By Teachers, For Teachers
Google has already made a large impact on education with its Google Apps for Education (GAFE), which includes Google Docs, Google Spreadsheets, Google Calendars, and a diverse array of other apps easily utilized by schools.
Now Google is introducing Google Classroom, a technology in the classroom app designed to provide a single dashboard to unify instructors’ use of other Google apps.
Google has announced that as of this week, all GAFE teachers will have immediate access to the Google Classroom. Those who are not GAFE educators can still apply for a preview.
Google Classroom’s purpose is to facilitate paperless communication between teachers and students and streamline educational workflow. Classroom allows teachers to create classes, post assignments, organize folders, and view work in real-time.
One of the best features is that Classroom is fully integrated with all other Google apps, so students and teachers can share information with one another instantaneously instead of having to hop through various hurdles to submit work. This simplifies certain functions in apps, too: For example, Google Docs would no longer require the use of the nefarious “Doctopus” function to create duplicate copies for students.
Students can begin their work with just one click, by viewing the assignment then opening a Google Doc. When they do this, teachers have a real-time view into student progress and can offer feedback along the way. Students each have their own Google Drive folder that allows students and teachers perpetual access to previous work, and educators can even assign grades within Classroom.
In short, Google Classroom offers a one-stop platform for facilitating digital production, workflow, and communication between teachers and students. Like other Google apps, it is available for free to schools, has no ads, and never uses student or teacher content for advertising purposes.
If you’re still largely using paper for materials and assignments, then Google Classroom offers an easy-to-use, entry-level step into making your class more digital. Like many of its products, Google makes every attempt to provide a self-intuitive and user-friendly experience. If you already employ paperless methods for your students, then Classroom will streamline your workflow with its peerless integration with its apps. Now the advantages of all GAFE are easily organized and accessible within one educational framework.
Not only does it help with student organization by putting all assignments and work in one safe place, but it also helps teachers too. Creating, copying, assigning, supervising, collecting, grading, recording, and returning work to students is a process requiring a great deal of time and steps. Google Classroom simplifies these tasks by combining, eliminating, or organizing them. Google Classroom will undoubtedly save time and trouble for teachers grading student work.

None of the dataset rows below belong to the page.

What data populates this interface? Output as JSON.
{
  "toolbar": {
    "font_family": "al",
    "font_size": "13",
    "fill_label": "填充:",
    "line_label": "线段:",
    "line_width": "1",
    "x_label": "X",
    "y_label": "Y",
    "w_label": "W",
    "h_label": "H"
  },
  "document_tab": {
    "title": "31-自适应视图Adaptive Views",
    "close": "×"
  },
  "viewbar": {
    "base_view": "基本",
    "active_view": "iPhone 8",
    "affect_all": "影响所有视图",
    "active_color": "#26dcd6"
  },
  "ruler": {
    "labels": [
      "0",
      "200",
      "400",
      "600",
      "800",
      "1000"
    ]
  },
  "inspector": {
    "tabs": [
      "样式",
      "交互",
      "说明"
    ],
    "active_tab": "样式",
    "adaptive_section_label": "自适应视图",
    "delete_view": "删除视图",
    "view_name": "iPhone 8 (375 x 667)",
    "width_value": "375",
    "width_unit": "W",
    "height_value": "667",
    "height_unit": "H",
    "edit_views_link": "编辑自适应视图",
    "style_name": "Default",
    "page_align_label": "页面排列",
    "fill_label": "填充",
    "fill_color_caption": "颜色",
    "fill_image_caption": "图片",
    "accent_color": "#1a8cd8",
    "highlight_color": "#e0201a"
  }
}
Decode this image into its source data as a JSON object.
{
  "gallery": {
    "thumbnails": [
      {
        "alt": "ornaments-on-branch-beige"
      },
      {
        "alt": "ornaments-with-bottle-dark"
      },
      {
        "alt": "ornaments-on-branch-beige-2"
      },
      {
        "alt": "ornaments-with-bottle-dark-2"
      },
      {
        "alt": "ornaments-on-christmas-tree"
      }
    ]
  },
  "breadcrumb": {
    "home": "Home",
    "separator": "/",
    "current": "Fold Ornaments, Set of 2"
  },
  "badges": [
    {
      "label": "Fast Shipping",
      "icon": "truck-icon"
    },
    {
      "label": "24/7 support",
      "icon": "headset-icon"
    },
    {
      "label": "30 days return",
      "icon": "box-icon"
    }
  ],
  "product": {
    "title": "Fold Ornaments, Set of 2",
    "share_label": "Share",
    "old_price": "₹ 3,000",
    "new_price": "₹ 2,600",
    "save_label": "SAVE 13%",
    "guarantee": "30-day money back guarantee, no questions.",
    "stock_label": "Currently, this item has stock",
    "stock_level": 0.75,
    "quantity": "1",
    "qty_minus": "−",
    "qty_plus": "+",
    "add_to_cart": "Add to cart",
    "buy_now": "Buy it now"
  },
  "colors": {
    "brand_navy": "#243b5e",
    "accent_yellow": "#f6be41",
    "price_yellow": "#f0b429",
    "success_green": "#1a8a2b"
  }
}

Google Classroom is additionally designed for teachers and students to share ideas and resources with one another. Teachers and students can participate in online Classroom discussions, and everyone can post links to informative resources within discussions or other sharing mechanisms. I should note that there is no app for Google Classroom yet. Classroom exists on a website platform, though students using iPads can easily log into Google Classroom and seamlessly pull in their work from other Google apps.
Classroom is not a production tool, but rather a management tool; so it merely requires you and students to learn how to post information and documents and how to locate the information you want on it. If your school is already a GAFE institution, then you already have access to Classroom – you merely need to login in and invite your students to do the same. If your students already have experience using other Google apps, like Docs or Spreadsheets, then they are already set for using Classroom.
With Classroom, Google is entering an already competitive market ripe with effective learning management systems. Where it has the most leverage is in its seamless integration with its own apps. This allows extremely easy access for students and teachers to one another’s work, and reduces many of the steps previously necessary for sharing information. While other systems like Schoology or Edmodo effectively integrate Google apps into their systems, it requires extra steps, which mean extra clicks and extra complications.
Another advantage is that products created with Google apps are designed for sharing, and that sharing may more easily take place in Google Classroom than other more “closed system” management software that allows students to put work it, but not spread it out.
Still, Google’s new Classroom tool is brand new. It may lack some of the perks teachers have come to enjoy with other systems like Schoology, which has consistently expanded its features for the last several years. Other systems allow for teachers to create assessments right in the system itself, or more easily allow the utilization of non-Google tools for communication and resources.
Although Google claims that more than 100,000 teachers from 45 countries have provided feedback since May, Classroom has yet to endure the test of a full school year. It may prove to be the best platform for integrating with Google apps and giving even non-tech savvy teachers a usable entry point for digital education. But it may also lag behind the multi-faceted features other engrained systems have already offered to educators.
Will you use Google Classroom? How so? Share with us in the Comments section!
Jordan Catapano is a high school English teacher in a Chicago suburb. In addition to being National Board Certificated, he also has worked with the Illinois Association of Teachers of English and currently serves as a school board member for a private school. You can follow him on Twitter at @BuffEnglish, or visit his website ACTWritingTips.com.